Description of the task: Counting only lines below that contain the string "单击此处添加备注", give the total as a single number.
--- START ---
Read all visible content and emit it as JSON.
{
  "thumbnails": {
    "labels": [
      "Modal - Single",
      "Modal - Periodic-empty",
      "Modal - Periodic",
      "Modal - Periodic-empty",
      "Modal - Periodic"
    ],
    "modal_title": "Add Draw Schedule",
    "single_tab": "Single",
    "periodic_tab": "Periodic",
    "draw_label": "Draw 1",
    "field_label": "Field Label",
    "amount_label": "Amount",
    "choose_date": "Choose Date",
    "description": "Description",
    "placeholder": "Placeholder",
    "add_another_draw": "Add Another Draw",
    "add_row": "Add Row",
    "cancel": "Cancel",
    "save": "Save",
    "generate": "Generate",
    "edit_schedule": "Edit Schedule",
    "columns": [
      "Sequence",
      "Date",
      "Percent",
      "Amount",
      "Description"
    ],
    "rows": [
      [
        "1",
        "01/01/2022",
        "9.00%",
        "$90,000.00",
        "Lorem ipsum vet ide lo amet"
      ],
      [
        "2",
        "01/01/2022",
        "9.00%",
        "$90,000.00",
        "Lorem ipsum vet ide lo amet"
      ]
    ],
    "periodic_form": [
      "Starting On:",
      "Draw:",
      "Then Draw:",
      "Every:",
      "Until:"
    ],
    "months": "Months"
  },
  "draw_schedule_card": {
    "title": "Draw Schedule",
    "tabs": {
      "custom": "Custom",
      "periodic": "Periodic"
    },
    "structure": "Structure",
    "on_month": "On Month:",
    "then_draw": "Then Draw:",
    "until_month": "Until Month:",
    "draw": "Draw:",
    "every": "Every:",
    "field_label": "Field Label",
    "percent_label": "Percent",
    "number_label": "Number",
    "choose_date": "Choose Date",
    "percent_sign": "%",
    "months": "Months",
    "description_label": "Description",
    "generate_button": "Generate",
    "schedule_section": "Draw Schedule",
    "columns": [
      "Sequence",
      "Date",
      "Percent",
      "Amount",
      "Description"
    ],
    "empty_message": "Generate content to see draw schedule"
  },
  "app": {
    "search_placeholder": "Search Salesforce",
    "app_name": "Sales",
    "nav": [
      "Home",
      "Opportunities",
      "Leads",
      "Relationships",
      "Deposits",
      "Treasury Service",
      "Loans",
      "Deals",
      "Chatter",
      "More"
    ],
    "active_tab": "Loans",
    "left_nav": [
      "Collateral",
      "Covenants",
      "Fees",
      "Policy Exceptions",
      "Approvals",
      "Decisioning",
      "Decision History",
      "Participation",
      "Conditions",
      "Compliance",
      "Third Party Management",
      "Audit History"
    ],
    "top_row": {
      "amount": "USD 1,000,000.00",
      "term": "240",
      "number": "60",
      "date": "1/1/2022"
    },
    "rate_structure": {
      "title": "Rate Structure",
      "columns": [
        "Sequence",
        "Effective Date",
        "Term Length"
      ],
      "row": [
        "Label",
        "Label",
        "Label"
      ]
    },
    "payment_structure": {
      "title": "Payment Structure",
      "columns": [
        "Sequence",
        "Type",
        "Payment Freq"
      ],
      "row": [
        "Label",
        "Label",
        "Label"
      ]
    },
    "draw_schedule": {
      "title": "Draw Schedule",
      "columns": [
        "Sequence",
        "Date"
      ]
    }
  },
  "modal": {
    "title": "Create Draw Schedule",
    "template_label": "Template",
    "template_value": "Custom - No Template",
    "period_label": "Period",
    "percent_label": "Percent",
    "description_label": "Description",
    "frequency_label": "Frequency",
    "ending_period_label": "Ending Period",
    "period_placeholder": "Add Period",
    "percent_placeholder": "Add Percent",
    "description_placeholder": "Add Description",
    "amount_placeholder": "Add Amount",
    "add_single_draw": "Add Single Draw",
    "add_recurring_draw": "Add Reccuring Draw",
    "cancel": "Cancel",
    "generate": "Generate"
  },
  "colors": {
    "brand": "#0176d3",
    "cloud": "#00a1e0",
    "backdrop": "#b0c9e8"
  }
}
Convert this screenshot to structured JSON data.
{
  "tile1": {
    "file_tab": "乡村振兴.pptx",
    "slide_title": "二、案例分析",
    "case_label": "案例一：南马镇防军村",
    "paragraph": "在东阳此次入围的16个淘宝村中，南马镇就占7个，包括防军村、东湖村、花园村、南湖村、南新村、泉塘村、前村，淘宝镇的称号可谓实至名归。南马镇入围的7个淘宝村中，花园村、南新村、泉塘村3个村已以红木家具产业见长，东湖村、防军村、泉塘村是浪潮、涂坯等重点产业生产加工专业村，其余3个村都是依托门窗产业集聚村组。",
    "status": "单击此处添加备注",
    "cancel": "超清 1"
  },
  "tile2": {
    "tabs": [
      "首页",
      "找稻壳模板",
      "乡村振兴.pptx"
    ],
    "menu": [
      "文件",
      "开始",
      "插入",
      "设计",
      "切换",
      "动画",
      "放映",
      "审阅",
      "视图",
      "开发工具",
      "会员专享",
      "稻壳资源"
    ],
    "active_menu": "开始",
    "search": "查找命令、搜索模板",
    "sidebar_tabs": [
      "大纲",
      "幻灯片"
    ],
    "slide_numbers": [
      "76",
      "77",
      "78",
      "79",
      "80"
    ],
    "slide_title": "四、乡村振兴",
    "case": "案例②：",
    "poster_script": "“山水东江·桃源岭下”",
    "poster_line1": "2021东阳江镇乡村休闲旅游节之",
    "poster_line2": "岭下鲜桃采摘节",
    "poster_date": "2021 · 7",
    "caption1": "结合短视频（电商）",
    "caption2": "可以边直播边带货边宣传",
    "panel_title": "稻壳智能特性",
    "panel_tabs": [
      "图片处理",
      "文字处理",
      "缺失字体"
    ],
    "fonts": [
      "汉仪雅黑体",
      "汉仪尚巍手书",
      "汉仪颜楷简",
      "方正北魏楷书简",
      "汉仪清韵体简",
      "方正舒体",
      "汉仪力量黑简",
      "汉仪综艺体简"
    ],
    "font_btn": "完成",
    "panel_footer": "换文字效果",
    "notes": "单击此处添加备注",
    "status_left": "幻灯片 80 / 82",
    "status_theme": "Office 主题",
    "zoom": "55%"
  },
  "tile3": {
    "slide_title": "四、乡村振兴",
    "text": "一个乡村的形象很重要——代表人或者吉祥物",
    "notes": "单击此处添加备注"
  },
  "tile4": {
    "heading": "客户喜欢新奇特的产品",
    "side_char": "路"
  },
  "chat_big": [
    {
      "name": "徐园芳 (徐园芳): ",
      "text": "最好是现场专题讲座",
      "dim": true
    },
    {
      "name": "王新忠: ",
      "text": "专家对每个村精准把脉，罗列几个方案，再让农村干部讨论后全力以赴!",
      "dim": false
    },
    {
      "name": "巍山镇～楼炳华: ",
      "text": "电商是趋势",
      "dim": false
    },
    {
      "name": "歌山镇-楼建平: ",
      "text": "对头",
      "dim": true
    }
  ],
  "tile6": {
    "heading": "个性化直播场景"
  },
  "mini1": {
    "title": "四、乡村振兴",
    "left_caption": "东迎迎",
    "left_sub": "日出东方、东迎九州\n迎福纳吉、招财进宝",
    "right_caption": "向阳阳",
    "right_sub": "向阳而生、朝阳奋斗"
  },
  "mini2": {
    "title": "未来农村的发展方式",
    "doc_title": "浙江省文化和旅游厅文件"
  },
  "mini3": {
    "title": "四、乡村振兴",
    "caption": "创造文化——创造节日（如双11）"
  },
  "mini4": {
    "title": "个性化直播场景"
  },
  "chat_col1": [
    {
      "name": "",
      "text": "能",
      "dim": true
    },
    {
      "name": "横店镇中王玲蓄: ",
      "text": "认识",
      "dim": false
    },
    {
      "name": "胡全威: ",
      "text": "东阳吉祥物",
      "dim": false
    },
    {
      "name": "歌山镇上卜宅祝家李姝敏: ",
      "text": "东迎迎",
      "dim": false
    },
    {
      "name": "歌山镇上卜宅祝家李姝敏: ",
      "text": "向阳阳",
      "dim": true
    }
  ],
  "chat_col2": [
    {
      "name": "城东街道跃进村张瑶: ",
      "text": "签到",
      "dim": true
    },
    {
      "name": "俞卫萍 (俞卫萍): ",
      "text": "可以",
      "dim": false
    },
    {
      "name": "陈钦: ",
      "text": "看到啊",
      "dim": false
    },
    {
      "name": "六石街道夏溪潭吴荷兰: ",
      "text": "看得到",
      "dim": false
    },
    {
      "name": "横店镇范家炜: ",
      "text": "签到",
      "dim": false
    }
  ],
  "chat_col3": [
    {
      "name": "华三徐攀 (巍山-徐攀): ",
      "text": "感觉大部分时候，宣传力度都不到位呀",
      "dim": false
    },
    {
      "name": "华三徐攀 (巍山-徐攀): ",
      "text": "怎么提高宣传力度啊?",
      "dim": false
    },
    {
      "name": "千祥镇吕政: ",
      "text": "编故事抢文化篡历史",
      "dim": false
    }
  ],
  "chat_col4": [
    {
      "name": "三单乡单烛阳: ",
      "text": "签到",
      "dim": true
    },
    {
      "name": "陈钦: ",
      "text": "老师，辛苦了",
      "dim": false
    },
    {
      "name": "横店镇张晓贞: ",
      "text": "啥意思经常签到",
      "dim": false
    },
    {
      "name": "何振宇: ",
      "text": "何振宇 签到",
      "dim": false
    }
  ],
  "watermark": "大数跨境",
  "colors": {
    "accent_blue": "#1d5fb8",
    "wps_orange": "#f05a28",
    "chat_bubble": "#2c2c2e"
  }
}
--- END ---
Problem solution: 3